§ **INSTRUCTIONS TO FOLLOW**: Only lines containing "Hunters" are wanted from the data below. Copy those lines.

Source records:

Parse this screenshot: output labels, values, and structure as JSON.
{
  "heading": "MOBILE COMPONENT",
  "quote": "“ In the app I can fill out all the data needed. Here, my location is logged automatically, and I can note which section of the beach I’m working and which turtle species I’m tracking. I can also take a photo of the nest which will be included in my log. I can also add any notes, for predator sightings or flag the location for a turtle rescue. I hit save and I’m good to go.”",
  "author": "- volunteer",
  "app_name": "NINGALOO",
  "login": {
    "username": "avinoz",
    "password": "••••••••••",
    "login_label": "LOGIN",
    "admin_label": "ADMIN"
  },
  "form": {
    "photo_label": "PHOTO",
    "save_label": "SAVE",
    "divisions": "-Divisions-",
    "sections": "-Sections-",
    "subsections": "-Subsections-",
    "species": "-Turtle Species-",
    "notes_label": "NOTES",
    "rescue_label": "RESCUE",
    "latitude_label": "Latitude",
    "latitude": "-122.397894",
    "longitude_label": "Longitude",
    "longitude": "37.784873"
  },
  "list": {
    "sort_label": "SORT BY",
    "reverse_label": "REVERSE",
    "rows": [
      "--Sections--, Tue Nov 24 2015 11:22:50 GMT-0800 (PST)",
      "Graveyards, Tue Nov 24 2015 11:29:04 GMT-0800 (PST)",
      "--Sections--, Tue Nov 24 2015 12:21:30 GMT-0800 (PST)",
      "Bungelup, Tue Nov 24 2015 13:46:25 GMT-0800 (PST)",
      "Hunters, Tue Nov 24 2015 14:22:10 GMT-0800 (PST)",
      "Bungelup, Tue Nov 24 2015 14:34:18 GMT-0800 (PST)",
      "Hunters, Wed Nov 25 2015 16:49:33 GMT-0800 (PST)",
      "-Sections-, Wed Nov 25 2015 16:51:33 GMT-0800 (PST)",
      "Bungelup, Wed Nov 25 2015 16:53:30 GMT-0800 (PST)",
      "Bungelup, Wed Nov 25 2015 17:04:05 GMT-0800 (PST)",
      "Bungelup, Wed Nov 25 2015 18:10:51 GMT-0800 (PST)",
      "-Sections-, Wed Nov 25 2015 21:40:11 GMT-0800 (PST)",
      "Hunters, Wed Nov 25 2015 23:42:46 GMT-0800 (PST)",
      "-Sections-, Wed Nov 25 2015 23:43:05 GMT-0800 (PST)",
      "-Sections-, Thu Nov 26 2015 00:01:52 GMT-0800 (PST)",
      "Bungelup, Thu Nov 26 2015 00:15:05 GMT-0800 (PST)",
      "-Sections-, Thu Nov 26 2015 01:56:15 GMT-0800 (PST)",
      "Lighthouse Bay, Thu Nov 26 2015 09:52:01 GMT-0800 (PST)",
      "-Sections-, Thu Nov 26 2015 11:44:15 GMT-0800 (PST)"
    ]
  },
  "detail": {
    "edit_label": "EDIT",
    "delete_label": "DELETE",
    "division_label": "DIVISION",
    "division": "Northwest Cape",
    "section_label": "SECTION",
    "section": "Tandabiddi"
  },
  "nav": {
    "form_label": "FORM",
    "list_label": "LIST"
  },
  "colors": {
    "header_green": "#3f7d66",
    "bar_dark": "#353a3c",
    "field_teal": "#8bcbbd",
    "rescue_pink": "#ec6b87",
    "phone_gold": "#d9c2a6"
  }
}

§ **RESULT OF THIS EXERCISE**:
      "Hunters, Tue Nov 24 2015 14:22:10 GMT-0800 (PST)",
      "Hunters, Wed Nov 25 2015 16:49:33 GMT-0800 (PST)",
      "Hunters, Wed Nov 25 2015 23:42:46 GMT-0800 (PST)",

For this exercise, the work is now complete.